The pines are planted as 18-inch-tall bareroot seedlings. When they reach 3 feet tall, the pruning process begins. It’s important to prune the top growth, called the primary leader, as it determines the distance between each row of limbs, Butch explained.
“That leader can grow up to 30 inches in a season, but you don’t want that much space between the rows of limbs,” he said, adding that the trees are also trimmed to create the familiar conical Christmas tree shape. “You need to go through and trim it back to 12 to 14 inches.”
Each October, trees that have reached at least 5 feet tall receive a coating of a green vegetable-based sealant to ensure their needles remain a deep verdant color for the Christmas season.
“I’m as green as a leprechaun by the time I get them all sealed,” Butch said.
Cookies, Cocoa & Christmas Memories
While procuring a Christmas tree is the primary purpose for a visit to The Branch Ranch, there’s much more to the experience. When the gate opens at 9:30 a.m. on “Green Friday,” the fun begins.
Families pour into the property, park their vehicles and begin to explore. Some start by hopping on the “Tree Trolley,” a wagon pulled by an antique John Deere Model A tractor, to make their way to the Christmas tree fields. Others begin at the “Baumhaus,” the original 12-by-16-foot shed where Butch and Tootsie first started selling their trees off the farm. Inside, visitors find antique tools, more than 700 Christmas decorations and the “Christmas Tree Express,” a model train that circles the structure’s interior perimeter.
Once the ideal tree is found, a family may elect to harvest it themselves using a hand saw or allow one of the farm’s sawyers to cut it with a chainsaw.
“It’s become a family tradition for us,” said Cathy Page, a neighbor who lives in nearby Emerson, Mo. Her family has harvested a tree at The Branch Ranch annually since 2013. “Even if our kids and grandkids can’t be home for Thanksgiving, they try to be here to pick out the Christmas tree every year.”
Other families have similar experiences. Richard and Debbie Adair moved from New Jersey to Missouri in 2011 and fell in love with the Branch Ranch experience.
“They’re such nice people, and the Christian atmosphere starts the season off well,” Richard said. “The first time we say, ‘Merry Christmas’ is usually here.”
In preparation for the season, Tootsie bakes homemade Christmas cookies to share with everyone who visits The Branch Ranch. The Augspurgs also offer hot chocolate and cinnamon cider.
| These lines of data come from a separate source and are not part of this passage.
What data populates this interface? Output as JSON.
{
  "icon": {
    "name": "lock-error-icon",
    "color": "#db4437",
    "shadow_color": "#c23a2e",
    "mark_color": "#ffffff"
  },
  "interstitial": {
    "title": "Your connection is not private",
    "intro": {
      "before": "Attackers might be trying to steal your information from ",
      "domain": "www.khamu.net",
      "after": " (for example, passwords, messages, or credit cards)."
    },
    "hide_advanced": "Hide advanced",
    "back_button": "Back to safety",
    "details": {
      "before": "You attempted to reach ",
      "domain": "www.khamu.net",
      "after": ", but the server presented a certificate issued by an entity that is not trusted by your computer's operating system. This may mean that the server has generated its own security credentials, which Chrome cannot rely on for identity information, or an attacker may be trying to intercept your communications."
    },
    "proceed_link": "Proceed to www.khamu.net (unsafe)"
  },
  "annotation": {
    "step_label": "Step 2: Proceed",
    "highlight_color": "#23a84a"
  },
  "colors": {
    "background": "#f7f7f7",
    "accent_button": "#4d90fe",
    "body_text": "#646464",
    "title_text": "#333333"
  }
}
“I make right at 250 dozen cookies. That’s 3,000!” Tootsie said. “It takes me about two months to get them all baked. This is our Christmas party, and we consider it a mission, too, because Jesus is the reason for the season.”
This year, the Augspurgs will have 800 Scotch pines ready for harvest. Butch also is bringing in 160 pre-cut Fraser firs from Michigan.
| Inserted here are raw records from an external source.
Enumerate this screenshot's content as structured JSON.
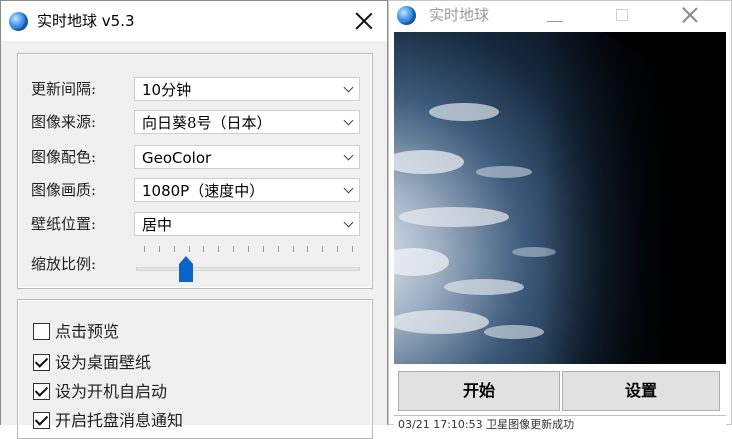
{
  "settings_window": {
    "title": "实时地球 v5.3",
    "fields": [
      {
        "label": "更新间隔:",
        "value": "10分钟"
      },
      {
        "label": "图像来源:",
        "value": "向日葵8号（日本）"
      },
      {
        "label": "图像配色:",
        "value": "GeoColor"
      },
      {
        "label": "图像画质:",
        "value": "1080P（速度中）"
      },
      {
        "label": "壁纸位置:",
        "value": "居中"
      }
    ],
    "zoom": {
      "label": "缩放比例:",
      "tick_count": 15,
      "level_fraction": 0.2
    },
    "options": [
      {
        "label": "点击预览",
        "checked": false
      },
      {
        "label": "设为桌面壁纸",
        "checked": true
      },
      {
        "label": "设为开机自启动",
        "checked": true
      },
      {
        "label": "开启托盘消息通知",
        "checked": true
      }
    ]
  },
  "preview_window": {
    "title": "实时地球",
    "start_button": "开始",
    "settings_button": "设置",
    "status": "03/21 17:10:53 卫星图像更新成功"
  },
  "icons": {
    "app": "earth-icon",
    "close": "close-icon",
    "minimize": "minimize-icon",
    "maximize": "maximize-icon",
    "dropdown": "chevron-down-icon"
  },
  "colors": {
    "window_bg": "#f0f0f0",
    "slider_thumb": "#0a64c8",
    "earth_bg": "#000000"
  }
}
While making memories at The Branch Ranch will continue for several more years, the Augspurgs made the decision to plant their last trees in 2021.
“I’m 78 now, and Tootsie’s 81, so when we start selling that last batch, I’ll be 84 and she’ll be 87,” Butch said. “We’ve had a ball doing this, but I think by then, we’ll be ready to be done fooling with trees.”
The Branch Ranch, located at 2551 County Road 159 northeast of Philadelphia, Mo., will open for its 2022 season at 9:30 a.m. on Nov. 25. For more information, call 573-439-5789 or visit www.thebranchranch.com.